The Higher Education Statistics Agency (Hesa) made a decision in October not to publish data showing what proportion of academics who were eligible to be included in the RAE were actually entered into the exercise by each institution. But this has left a gaping hole in the information needed to produce accurate league tables.
Be that as it may - the league tables are duly being produced. The two UK institutions with which I'm affiliated are ranked joint 14th (University of Sheffield and University of Leeds - along with Durham, St. Andrews, Southampton and Bristol). Of the two departments I'm associated with, Information Studies at Sheffield scores 2.850 (the highest score in the Library and Information Management group) and the Business School at Leeds scores the same, but that makes it joint 11th in the Business and Management Studies group. Postlethwaite has a point, however, download the data, create a column to multiply the average point score by the number of staff returned and you'll get a rather different ranking :-)

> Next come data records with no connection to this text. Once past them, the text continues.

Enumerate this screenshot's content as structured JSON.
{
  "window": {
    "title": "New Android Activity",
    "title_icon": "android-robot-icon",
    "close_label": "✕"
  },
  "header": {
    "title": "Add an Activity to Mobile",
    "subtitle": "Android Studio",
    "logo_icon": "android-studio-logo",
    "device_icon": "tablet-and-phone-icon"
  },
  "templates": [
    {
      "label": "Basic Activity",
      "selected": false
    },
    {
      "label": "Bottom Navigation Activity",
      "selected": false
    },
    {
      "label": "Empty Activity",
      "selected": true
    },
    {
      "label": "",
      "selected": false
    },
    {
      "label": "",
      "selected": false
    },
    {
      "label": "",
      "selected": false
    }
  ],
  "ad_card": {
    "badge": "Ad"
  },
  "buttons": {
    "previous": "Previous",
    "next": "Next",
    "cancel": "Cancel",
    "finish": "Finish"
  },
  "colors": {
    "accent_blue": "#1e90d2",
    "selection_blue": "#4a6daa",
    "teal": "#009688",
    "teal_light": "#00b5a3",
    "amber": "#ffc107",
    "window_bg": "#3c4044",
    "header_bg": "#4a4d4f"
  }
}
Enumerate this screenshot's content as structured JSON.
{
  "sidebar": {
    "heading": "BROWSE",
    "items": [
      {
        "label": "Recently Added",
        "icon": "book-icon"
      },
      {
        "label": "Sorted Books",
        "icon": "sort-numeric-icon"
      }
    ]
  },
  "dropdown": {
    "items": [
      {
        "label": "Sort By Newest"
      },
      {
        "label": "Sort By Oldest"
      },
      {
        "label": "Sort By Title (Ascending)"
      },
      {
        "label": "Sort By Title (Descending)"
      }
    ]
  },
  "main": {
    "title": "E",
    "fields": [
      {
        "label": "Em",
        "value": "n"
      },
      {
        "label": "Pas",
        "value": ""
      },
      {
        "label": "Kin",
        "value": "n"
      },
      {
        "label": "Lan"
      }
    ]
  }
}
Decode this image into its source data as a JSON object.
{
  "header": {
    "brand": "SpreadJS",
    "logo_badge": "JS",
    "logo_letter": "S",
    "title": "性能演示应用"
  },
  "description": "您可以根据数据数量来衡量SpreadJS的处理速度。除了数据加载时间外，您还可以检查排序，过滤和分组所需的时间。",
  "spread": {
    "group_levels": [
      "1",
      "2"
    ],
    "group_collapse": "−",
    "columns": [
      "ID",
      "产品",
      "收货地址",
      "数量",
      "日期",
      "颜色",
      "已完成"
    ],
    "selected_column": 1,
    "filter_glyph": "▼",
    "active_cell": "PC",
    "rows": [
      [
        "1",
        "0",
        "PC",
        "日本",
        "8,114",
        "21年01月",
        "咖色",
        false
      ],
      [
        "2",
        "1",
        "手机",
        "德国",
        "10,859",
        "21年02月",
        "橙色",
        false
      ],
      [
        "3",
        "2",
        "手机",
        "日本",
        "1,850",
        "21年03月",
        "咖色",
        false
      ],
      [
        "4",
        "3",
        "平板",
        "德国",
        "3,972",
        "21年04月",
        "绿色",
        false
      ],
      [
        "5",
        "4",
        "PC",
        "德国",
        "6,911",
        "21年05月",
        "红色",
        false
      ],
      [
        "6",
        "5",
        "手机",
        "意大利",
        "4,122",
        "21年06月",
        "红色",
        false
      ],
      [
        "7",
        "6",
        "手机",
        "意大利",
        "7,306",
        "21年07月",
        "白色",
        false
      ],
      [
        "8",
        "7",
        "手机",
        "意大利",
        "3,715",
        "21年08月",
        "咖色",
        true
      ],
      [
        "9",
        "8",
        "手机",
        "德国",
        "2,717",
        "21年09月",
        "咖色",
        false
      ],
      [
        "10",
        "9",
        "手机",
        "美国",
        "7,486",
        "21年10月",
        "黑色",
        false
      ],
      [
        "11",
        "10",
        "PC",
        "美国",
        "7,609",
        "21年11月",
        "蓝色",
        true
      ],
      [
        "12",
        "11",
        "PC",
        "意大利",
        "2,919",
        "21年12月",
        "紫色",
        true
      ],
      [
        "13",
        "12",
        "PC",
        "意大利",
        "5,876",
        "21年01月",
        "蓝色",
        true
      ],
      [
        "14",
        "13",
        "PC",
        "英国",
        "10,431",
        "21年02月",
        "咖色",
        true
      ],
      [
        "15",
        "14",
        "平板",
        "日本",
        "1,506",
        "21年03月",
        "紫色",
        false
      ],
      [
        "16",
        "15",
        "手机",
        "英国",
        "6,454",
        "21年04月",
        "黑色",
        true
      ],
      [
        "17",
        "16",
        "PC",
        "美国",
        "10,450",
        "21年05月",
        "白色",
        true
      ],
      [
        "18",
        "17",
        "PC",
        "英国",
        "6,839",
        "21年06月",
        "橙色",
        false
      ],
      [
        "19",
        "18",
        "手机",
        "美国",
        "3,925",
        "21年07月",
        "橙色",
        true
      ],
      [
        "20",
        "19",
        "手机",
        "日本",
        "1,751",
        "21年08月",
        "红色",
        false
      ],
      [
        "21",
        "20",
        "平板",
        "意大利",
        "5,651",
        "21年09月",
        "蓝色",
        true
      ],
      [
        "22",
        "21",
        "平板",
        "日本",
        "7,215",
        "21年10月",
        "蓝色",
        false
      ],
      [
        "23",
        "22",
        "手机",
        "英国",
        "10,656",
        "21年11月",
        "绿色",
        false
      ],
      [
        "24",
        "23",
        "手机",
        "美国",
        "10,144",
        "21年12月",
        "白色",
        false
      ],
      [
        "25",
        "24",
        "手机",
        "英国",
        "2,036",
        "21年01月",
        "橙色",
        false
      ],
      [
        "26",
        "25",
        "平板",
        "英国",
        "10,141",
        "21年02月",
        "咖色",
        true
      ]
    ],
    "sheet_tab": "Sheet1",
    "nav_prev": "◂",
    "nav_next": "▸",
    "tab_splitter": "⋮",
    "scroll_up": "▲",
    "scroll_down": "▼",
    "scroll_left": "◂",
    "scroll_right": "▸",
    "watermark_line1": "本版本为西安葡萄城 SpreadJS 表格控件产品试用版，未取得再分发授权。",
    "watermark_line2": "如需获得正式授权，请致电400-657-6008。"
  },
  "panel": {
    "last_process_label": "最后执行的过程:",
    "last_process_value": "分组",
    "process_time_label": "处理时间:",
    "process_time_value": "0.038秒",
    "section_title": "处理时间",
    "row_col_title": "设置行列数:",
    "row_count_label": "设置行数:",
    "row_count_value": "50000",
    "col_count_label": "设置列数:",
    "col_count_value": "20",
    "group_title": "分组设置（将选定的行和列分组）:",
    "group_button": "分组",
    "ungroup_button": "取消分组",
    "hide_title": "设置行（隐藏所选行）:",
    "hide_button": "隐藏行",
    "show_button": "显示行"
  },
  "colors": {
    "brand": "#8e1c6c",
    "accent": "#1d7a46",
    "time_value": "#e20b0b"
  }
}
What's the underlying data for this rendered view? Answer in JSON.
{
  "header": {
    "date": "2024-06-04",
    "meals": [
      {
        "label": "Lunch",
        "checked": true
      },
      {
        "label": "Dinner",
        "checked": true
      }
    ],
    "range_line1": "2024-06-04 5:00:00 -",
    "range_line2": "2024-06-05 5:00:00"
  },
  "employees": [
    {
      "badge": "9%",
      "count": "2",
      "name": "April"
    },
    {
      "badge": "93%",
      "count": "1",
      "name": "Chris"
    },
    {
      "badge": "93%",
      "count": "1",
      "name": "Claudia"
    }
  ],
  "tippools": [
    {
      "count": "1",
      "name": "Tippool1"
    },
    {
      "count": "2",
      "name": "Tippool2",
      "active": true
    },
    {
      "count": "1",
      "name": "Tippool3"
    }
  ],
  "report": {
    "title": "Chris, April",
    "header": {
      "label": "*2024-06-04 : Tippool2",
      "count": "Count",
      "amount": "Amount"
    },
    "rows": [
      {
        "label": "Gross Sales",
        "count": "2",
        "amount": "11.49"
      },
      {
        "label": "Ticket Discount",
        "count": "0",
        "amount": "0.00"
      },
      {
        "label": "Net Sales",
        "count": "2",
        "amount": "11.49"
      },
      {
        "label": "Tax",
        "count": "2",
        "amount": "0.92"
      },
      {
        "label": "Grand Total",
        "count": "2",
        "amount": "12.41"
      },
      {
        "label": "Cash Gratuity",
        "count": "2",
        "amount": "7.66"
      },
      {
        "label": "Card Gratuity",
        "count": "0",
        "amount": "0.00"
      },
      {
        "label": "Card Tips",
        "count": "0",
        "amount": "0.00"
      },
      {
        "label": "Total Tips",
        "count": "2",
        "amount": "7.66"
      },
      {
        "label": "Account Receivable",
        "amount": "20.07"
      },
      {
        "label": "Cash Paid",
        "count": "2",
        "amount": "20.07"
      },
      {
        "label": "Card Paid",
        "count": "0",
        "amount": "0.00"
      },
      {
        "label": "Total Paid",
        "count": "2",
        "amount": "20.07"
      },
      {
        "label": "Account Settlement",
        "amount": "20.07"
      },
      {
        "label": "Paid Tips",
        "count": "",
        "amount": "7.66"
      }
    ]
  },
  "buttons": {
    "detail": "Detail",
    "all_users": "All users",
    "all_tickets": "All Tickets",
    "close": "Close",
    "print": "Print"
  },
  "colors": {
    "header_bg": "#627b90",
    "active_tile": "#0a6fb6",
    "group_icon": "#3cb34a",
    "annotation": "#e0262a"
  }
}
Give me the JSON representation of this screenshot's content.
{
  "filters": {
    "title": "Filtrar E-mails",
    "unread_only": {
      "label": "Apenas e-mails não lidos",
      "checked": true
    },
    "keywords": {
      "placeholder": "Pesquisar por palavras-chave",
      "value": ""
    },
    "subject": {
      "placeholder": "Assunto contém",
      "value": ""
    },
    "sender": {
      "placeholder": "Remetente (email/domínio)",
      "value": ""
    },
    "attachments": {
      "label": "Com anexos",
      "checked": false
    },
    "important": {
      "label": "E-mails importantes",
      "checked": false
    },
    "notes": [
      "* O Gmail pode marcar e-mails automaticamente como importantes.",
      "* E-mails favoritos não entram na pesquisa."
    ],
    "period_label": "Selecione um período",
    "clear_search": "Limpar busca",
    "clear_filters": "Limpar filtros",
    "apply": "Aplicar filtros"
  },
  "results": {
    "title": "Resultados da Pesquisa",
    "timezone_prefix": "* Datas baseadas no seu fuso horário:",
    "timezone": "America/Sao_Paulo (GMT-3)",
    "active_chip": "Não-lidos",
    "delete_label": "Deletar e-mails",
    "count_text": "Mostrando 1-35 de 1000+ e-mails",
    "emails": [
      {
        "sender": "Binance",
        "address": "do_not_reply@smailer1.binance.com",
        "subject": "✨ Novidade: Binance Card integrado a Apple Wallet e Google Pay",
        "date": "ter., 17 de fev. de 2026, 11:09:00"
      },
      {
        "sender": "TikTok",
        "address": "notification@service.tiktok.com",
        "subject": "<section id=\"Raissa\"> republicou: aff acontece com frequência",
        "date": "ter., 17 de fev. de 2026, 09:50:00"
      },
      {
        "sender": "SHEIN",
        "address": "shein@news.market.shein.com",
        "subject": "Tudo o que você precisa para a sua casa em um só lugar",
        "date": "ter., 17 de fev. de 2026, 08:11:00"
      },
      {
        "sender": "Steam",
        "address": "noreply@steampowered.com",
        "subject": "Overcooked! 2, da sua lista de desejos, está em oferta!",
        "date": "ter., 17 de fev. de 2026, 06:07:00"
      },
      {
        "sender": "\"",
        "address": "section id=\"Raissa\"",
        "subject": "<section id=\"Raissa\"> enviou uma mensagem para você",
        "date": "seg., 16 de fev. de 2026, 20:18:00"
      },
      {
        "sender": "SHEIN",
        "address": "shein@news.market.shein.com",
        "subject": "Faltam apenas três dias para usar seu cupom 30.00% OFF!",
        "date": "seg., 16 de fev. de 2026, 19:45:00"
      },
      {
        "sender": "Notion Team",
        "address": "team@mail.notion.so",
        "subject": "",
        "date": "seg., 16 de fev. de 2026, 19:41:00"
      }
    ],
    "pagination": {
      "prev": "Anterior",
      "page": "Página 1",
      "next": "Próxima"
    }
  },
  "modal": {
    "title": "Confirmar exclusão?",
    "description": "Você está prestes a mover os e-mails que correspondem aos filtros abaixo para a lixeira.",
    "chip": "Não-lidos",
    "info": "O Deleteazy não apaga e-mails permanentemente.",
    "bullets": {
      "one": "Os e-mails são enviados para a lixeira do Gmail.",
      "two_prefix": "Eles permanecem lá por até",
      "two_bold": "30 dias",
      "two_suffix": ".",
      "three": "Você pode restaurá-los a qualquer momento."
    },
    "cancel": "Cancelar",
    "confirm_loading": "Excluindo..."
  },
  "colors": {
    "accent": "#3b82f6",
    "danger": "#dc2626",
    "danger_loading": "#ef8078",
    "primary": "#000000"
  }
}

There are some oddities in the category, Library and Information Management, since only eleven of the twenty-one institutions submitting staff to this panel have what we might call 'traditional' library and information management departments. Some have clearly adopted a 'strategic' approach by submitting information systems departments to this panel -
Brunel, Salford, Sheffield Hallam, for example - whereas others submit such units to computer science. Some might call this sharp practice, but then, 'all is fair...' in university financing :-) King's College, London submits a research unit on 'digital humanities', where, again, most of the research appears to be in aspects of computer science, rather than information management, and it clearly disadvantages staff who have both teaching and research responsibilities when they are assessed against staff with only research responsibilities: some weighting ought to be applied, perhaps by treating all research staff as only half of a full time teaching and research staff member.
In other words, everyone is playing games with the RAE, as they have done since the Higher Education Funding Councils adopted the process - what difference it makes to the quality of research is anyone's guess, but some have argued that the increase in the publish or perish syndrome results in a decline in quality.
It is assumed that the next RAE will adopt, at least in part, a 'metrics-driven' approach, i.e., bibliometrics. What the result may be for some can be pursued in a couple of papers in the journal - check the subject index under "Research Assessment Exercise"